**Task statement:** From the records below, find each line with the string "turnover" and copy it.

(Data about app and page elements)
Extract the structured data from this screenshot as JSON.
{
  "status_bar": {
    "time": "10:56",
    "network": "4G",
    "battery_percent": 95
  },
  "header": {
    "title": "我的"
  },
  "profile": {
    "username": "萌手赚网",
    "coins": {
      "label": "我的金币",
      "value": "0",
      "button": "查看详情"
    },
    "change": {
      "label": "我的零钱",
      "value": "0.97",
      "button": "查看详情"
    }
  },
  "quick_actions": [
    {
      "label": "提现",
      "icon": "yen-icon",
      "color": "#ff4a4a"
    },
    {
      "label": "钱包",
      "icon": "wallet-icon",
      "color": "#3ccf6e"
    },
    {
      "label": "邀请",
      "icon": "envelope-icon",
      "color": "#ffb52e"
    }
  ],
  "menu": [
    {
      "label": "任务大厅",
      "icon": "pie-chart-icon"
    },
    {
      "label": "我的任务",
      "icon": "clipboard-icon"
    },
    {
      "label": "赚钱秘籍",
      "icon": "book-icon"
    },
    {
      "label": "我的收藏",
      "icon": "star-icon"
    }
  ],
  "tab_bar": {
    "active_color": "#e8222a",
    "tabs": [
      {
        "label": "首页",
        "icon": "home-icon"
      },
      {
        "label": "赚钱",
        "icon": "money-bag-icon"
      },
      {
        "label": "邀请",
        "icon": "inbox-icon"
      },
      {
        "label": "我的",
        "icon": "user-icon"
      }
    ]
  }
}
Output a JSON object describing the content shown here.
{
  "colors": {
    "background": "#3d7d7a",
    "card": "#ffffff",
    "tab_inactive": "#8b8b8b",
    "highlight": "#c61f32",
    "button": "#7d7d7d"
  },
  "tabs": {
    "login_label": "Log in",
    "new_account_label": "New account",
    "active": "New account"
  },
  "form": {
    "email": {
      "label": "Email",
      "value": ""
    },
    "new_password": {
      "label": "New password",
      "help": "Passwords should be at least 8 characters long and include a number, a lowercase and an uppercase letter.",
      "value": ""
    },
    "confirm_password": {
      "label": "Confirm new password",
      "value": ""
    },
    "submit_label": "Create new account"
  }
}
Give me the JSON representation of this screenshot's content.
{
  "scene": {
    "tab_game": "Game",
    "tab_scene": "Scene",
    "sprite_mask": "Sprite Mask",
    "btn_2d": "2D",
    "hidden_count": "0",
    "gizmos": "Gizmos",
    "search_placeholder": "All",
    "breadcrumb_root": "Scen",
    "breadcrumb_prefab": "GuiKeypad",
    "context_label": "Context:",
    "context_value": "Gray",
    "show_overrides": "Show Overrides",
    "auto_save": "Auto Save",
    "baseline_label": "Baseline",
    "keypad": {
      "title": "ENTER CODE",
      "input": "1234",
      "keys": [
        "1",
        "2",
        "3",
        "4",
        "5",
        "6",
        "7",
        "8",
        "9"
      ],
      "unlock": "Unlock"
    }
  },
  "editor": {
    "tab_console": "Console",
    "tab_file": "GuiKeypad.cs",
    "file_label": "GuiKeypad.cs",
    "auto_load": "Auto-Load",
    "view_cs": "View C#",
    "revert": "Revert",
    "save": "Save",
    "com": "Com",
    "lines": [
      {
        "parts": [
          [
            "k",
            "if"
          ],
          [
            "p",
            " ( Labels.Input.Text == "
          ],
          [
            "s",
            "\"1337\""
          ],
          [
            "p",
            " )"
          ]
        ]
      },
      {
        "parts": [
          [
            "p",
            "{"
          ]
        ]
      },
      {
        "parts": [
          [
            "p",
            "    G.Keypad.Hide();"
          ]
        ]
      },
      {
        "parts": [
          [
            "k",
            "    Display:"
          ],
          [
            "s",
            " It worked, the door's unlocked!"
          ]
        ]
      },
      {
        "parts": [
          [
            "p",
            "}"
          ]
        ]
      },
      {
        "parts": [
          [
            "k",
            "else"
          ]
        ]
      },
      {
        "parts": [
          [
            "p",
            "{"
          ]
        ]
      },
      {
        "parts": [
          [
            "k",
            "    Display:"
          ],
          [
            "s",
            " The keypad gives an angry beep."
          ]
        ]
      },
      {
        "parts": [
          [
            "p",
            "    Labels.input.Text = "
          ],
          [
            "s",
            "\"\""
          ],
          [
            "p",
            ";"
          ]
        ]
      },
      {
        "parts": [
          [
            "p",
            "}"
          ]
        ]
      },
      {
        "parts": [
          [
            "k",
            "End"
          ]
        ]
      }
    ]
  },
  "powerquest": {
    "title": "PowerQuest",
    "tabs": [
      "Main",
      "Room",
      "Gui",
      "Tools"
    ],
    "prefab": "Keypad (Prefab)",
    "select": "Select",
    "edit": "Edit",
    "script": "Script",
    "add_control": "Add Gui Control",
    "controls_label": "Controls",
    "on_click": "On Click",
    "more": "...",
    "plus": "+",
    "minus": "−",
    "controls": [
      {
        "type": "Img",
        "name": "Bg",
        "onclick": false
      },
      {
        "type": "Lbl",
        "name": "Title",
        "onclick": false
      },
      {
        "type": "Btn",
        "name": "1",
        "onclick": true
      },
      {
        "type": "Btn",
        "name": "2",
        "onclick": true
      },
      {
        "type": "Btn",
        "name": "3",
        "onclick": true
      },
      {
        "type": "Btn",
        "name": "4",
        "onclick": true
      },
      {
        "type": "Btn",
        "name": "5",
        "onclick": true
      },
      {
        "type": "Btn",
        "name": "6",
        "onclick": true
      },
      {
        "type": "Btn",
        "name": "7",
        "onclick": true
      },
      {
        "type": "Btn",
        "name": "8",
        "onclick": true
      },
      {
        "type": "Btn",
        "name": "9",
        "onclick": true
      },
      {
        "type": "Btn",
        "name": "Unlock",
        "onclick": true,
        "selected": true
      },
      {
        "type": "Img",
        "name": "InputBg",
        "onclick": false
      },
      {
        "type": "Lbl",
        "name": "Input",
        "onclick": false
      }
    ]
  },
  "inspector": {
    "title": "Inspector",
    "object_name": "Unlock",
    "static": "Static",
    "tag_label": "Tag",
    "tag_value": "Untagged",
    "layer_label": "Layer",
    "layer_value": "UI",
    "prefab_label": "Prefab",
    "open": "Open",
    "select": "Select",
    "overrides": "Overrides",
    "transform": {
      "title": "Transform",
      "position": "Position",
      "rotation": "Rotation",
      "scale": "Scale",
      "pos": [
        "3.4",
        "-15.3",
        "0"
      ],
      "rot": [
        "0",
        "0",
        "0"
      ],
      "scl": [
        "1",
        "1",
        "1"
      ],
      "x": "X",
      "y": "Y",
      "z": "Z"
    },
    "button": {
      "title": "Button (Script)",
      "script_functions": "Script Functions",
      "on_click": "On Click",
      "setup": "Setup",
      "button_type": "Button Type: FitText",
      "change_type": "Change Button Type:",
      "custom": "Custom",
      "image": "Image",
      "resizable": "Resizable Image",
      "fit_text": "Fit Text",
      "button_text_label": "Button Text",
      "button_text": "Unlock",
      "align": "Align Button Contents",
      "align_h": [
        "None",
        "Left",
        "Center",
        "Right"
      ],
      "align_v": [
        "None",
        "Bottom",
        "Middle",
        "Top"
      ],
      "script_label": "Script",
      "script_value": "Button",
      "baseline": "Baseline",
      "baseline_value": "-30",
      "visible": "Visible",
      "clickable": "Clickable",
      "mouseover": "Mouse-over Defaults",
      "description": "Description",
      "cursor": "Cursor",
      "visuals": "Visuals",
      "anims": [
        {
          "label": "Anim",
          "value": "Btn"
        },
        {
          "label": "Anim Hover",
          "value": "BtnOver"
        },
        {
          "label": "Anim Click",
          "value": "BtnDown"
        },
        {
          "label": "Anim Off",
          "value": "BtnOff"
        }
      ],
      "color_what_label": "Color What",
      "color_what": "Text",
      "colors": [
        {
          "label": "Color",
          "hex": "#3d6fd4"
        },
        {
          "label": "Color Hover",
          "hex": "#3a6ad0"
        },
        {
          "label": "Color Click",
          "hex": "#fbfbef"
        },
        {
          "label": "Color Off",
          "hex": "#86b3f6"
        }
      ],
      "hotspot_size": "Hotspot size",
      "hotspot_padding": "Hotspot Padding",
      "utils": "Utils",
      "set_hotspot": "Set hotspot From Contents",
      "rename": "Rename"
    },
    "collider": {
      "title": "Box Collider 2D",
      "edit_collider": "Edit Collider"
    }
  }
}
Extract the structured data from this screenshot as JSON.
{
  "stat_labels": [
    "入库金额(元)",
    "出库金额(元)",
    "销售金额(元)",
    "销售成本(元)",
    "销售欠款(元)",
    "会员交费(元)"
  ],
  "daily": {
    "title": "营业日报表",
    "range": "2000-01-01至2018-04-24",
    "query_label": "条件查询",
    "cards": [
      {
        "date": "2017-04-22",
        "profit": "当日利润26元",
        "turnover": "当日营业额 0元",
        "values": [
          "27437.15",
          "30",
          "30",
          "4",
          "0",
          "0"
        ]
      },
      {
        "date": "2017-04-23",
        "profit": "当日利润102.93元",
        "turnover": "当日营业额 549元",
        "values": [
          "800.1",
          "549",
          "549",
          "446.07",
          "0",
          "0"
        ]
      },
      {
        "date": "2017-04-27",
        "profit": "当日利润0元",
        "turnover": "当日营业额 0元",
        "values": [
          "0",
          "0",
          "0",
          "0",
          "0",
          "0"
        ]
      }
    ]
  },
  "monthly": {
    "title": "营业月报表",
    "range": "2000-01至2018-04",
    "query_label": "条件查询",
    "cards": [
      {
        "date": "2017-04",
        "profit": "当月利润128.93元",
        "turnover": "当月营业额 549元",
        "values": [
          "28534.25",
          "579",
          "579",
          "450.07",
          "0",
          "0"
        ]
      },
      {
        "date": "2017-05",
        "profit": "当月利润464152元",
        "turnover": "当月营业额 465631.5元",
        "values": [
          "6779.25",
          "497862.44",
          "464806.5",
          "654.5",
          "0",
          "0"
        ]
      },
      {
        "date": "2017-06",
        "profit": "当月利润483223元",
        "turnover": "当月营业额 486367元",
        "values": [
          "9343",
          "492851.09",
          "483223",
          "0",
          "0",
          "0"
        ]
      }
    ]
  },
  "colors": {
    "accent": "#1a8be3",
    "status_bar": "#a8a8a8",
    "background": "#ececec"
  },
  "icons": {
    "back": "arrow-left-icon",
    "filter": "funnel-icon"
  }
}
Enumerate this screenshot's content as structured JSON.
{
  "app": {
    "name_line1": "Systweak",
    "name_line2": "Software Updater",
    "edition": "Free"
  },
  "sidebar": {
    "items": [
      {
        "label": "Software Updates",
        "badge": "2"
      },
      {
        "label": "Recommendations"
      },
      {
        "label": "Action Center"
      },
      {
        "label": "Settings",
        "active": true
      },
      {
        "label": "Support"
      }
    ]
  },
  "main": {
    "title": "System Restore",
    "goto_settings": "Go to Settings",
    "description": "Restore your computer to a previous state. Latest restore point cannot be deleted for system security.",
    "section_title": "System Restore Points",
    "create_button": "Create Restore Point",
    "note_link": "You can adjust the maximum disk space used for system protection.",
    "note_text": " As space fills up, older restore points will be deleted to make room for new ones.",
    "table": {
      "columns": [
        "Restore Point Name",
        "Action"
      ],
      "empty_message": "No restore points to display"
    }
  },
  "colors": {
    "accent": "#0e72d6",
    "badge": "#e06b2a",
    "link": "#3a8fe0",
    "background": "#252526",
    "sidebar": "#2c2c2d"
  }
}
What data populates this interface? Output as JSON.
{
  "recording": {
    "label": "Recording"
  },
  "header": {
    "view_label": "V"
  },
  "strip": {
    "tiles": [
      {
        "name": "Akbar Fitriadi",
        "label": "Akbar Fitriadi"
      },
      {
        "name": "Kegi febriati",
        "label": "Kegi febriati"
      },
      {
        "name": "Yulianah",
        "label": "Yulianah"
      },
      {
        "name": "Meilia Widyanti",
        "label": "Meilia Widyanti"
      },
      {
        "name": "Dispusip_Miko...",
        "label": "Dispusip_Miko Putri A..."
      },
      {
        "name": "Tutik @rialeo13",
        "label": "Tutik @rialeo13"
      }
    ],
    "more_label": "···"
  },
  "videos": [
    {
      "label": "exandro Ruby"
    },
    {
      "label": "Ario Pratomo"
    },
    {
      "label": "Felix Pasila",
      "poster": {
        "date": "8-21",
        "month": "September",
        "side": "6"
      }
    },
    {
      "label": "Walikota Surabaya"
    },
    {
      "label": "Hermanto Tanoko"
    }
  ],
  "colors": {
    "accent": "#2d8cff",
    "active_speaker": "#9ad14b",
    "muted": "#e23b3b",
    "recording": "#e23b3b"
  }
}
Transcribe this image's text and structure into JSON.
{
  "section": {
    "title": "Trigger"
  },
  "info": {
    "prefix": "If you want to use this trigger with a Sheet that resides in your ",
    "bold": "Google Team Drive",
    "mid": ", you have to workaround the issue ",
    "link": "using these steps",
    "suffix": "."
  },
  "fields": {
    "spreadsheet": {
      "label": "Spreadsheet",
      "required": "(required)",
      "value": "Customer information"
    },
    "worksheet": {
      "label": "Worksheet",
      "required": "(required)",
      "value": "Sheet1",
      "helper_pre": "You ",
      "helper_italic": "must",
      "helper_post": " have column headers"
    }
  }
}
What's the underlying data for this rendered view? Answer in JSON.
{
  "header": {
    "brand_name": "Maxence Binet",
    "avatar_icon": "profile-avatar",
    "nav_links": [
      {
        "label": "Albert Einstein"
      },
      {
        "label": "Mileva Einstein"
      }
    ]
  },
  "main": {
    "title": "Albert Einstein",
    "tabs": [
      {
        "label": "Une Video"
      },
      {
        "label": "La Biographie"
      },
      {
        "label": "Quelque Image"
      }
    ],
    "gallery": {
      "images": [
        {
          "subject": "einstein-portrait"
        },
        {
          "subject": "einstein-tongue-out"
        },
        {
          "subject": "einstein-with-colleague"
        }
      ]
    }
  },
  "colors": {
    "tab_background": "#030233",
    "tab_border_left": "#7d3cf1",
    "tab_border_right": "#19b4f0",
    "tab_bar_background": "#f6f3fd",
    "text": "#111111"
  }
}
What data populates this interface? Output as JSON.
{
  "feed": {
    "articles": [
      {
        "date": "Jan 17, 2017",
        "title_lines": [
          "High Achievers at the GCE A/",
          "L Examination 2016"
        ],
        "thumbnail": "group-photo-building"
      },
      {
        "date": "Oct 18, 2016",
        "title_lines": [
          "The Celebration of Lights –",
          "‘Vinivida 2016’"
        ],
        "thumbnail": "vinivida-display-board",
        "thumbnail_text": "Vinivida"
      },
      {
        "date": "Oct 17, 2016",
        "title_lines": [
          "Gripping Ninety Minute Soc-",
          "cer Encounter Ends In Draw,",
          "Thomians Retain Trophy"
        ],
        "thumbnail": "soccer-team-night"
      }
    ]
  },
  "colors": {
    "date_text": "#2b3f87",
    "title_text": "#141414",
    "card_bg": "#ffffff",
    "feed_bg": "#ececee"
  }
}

**Result of the exercise:**
        "turnover": "当日营业额 0元",
        "turnover": "当日营业额 549元",
        "turnover": "当日营业额 0元",
        "turnover": "当月营业额 549元",
        "turnover": "当月营业额 465631.5元",
        "turnover": "当月营业额 486367元",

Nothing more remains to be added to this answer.